According to Bernouli's Law, when velocity goes up, pressure goes down. Spinning a centrifrugal pump in and engine imparts velocity to the liquid in the eye of the impeller. Under the right conditions, the liquid can boil or vaporize in the eye of the impeller. When this happens we say that the pump is suffering from vaporization cavitation
When the inlet pressure of a water pump falls below pump design specifications, tiny vapor bubbles can form in the water around the eye of the impeller. When the coolant containing these bubbles is forced into a high pressure environment on the other side of the impeller, these bubbles collapse, thereby creating tiny shock waves and points of high temperature. The sound of cavitation has been compared to the sound of "gravel" passing through the pump. These shock waves may corrode the surface of the impeller and housing chamber.
Flowkooler pump impellers are designed for smooth pathway of contained coolant flow with vane shrouding and porting. It can't entirely prevent it at the extreme rpm but it reduces the onset of cavitation for conventional driving.
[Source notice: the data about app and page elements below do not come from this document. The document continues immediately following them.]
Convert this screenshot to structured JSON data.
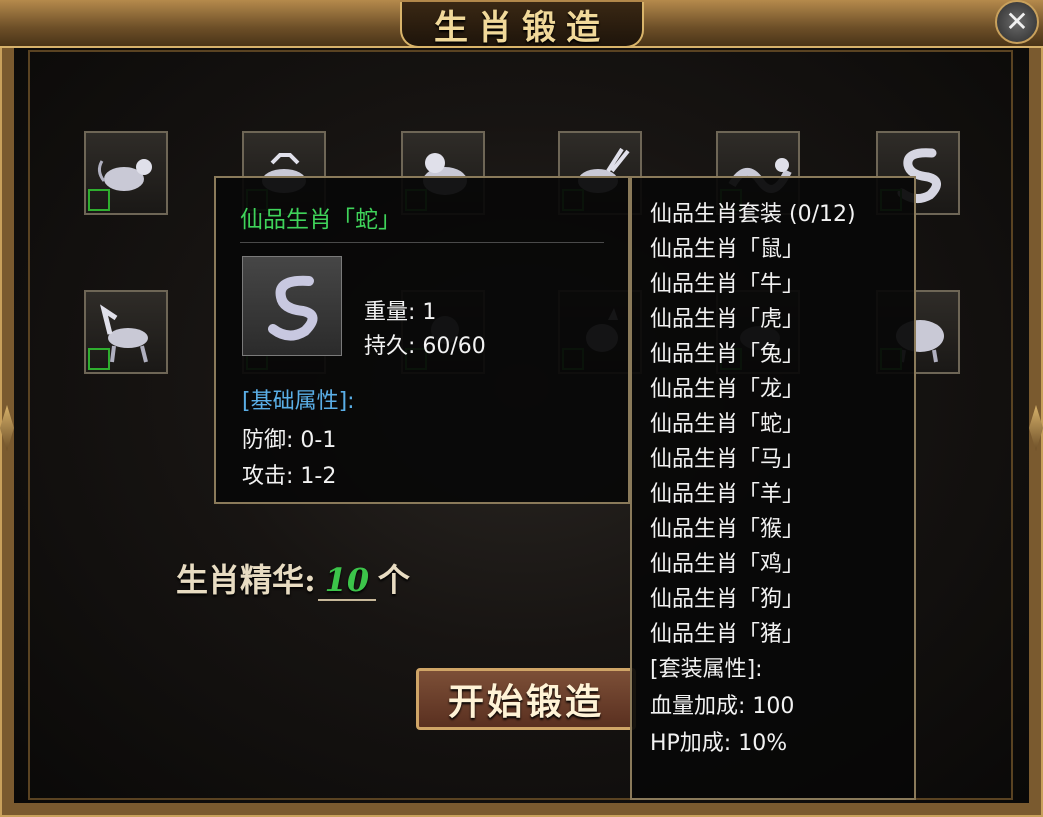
{
  "window": {
    "title": "生肖锻造",
    "close_symbol": "✕"
  },
  "slots": [
    {
      "animal_icon": "rat-icon"
    },
    {
      "animal_icon": "ox-icon"
    },
    {
      "animal_icon": "tiger-icon"
    },
    {
      "animal_icon": "rabbit-icon"
    },
    {
      "animal_icon": "dragon-icon"
    },
    {
      "animal_icon": "snake-icon"
    },
    {
      "animal_icon": "horse-icon"
    },
    {
      "animal_icon": "goat-icon"
    },
    {
      "animal_icon": "monkey-icon"
    },
    {
      "animal_icon": "rooster-icon"
    },
    {
      "animal_icon": "dog-icon"
    },
    {
      "animal_icon": "pig-icon"
    }
  ],
  "essence": {
    "label": "生肖精华:",
    "count": "10",
    "unit": "个"
  },
  "forge_button": "开始锻造",
  "item_tooltip": {
    "name": "仙品生肖「蛇」",
    "icon": "snake-icon",
    "weight": "重量: 1",
    "durability": "持久: 60/60",
    "base_attr_title": "[基础属性]:",
    "defense": "防御: 0-1",
    "attack": "攻击: 1-2"
  },
  "set_tooltip": {
    "title": "仙品生肖套装 (0/12)",
    "members": [
      "仙品生肖「鼠」",
      "仙品生肖「牛」",
      "仙品生肖「虎」",
      "仙品生肖「兔」",
      "仙品生肖「龙」",
      "仙品生肖「蛇」",
      "仙品生肖「马」",
      "仙品生肖「羊」",
      "仙品生肖「猴」",
      "仙品生肖「鸡」",
      "仙品生肖「狗」",
      "仙品生肖「猪」"
    ],
    "attr_title": "[套装属性]:",
    "bonus_1": "血量加成: 100",
    "bonus_2": "HP加成: 10%"
  },
  "colors": {
    "frame_gold": "#c9a15c",
    "item_name_green": "#3fd35a",
    "attr_title_blue": "#5aaee6",
    "essence_green": "#3cc44a"
  }
}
Mid engine cars like Panteras with 351C often have sharp elbows, valves, other fittings and obstructions cause more frictional pressure loss in the pump suction, thus increasing possibility of low pump suction pressure leading to cavitation.